I. L. Jennings - Vice-President, Standard Paving & Materials, Ltd., Taranto, Ont.
Many "hard-rock" miners look enviously at what they consider to be the easy operating problems and simple nature of the sand and gravel industry in the built-up areas of Canada. This paper points out that, in fact, the production of high-quality construction aggregates calls for a high degree of skill and technical knowledge. Nearly all of the physical processes used in conventional ore treatment processes are in common practice, and the high volumes handled call for expert material handling. Quality control of a high order is required to meet demanding specifications. The problems of operating in urban or suburban areas, under zoning restrictions, nuisance by-laws, etc., and the seasonal nature of the demand, as well as the influence of day-to-day weather conditions on it, are factors not common to most mining operators. Overriding all other considerations is the problem of marketing under very intense competitive conditions. Salesmanship of an order never imagined by most mining people is required. Price levels are such that most of the sand and gravel industry operates at very low unit profit margins, calling for a high degree of managerial ability if a profitable operation is to be achieved.

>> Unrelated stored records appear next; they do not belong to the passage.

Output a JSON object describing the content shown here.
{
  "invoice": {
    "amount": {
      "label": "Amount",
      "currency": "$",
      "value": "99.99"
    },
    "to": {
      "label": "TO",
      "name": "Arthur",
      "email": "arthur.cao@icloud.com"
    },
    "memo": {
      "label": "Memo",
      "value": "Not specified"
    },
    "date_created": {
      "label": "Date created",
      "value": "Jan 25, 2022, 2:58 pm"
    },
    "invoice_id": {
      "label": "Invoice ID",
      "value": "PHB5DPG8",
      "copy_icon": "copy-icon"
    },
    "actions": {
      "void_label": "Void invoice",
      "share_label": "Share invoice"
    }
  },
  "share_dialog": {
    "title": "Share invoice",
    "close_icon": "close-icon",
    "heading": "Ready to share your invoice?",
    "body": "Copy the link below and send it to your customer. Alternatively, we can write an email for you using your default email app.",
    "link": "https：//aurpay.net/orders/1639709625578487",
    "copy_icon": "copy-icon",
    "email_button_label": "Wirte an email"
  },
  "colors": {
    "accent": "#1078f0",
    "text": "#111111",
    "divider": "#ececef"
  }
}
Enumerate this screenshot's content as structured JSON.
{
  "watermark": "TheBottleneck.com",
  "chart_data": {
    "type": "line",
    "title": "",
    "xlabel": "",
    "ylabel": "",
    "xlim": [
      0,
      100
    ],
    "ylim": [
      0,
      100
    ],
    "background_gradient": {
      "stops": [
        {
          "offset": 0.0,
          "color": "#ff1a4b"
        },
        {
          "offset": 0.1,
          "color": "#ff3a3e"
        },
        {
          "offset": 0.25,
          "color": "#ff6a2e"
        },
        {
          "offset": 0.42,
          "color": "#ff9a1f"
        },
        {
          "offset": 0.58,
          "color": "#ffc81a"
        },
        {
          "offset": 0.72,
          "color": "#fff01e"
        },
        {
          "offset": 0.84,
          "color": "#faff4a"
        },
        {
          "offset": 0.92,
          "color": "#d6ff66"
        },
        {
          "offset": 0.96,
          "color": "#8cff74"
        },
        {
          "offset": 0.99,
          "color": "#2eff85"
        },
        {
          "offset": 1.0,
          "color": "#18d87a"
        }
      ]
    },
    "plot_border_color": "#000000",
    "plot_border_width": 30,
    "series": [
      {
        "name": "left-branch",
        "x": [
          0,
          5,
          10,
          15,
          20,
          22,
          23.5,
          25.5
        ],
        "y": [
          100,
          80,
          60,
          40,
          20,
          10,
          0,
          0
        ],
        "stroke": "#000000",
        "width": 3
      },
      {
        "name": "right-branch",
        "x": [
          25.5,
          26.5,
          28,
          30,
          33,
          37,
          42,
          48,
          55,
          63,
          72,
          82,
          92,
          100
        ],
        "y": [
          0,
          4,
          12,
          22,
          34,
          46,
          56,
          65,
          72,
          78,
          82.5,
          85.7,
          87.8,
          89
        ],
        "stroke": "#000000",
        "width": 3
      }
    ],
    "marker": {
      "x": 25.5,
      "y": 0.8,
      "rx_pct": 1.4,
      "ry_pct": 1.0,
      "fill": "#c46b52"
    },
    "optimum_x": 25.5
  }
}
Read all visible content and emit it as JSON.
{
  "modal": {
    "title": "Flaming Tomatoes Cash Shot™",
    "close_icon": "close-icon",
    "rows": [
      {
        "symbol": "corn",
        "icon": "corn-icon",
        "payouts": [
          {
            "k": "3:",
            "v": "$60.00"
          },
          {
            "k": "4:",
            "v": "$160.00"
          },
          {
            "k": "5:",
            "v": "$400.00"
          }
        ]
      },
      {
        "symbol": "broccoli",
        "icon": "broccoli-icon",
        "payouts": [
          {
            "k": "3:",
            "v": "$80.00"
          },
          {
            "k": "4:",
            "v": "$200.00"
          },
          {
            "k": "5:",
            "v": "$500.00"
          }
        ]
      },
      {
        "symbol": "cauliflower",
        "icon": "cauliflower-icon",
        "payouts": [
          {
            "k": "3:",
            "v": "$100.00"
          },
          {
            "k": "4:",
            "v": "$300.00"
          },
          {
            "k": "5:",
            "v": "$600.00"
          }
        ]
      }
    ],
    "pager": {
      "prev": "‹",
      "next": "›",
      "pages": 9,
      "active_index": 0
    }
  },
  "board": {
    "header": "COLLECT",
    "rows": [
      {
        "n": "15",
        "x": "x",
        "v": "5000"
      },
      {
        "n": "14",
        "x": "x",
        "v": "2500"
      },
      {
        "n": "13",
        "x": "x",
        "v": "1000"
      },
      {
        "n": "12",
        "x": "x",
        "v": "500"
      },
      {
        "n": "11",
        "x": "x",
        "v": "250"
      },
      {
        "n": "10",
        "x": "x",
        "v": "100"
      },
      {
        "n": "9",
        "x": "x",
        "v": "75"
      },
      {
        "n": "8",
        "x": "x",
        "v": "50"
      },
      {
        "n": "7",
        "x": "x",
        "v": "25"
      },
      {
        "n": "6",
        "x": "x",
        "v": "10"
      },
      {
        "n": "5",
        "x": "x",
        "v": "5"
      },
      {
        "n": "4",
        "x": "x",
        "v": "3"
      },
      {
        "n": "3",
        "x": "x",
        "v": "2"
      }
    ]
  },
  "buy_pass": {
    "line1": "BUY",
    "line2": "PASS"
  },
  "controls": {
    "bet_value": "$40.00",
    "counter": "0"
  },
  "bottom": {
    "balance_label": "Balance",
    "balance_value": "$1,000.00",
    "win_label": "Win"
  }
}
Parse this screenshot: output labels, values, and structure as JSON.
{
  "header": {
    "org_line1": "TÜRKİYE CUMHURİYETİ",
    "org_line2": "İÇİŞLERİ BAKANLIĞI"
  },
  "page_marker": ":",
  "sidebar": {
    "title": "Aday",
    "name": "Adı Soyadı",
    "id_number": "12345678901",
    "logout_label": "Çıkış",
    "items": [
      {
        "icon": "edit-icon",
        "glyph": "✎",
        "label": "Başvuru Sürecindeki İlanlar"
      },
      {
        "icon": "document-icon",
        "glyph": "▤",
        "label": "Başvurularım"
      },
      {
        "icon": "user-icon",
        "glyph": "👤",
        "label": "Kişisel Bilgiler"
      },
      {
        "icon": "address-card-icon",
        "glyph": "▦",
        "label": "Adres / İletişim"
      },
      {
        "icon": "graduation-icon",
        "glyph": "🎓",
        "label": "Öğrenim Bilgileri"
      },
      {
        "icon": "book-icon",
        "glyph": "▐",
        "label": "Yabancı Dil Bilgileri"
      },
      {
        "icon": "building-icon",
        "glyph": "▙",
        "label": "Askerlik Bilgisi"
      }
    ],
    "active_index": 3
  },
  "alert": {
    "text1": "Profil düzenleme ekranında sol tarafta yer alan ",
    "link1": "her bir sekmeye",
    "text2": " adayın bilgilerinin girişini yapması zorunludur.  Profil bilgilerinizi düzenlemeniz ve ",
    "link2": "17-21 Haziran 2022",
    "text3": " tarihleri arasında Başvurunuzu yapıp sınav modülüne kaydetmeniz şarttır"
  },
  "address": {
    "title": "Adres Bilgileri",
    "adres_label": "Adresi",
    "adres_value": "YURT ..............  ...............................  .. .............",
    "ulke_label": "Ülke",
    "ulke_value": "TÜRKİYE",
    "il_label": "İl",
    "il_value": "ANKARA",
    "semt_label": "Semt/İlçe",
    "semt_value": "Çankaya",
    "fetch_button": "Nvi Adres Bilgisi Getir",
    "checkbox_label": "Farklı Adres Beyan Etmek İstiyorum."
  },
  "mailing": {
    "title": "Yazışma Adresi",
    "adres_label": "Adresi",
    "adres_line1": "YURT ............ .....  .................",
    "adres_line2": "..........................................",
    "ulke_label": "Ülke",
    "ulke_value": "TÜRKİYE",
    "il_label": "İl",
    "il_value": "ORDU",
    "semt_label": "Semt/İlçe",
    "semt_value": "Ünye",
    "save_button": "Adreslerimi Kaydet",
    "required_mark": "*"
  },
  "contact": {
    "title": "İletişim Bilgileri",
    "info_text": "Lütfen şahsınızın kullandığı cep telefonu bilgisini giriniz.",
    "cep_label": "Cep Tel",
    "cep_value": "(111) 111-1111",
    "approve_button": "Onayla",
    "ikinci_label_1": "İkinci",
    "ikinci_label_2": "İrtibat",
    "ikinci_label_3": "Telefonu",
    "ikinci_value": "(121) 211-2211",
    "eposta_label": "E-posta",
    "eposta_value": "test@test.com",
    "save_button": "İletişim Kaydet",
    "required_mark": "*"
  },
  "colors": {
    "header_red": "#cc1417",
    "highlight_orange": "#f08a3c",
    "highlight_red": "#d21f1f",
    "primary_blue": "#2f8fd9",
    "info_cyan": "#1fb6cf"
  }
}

Deposits, gold mine, gravel, Mineral, Northern Canada, Sand Sand, Gravel, Materials, mineral, minerals, Operation, Production, Sand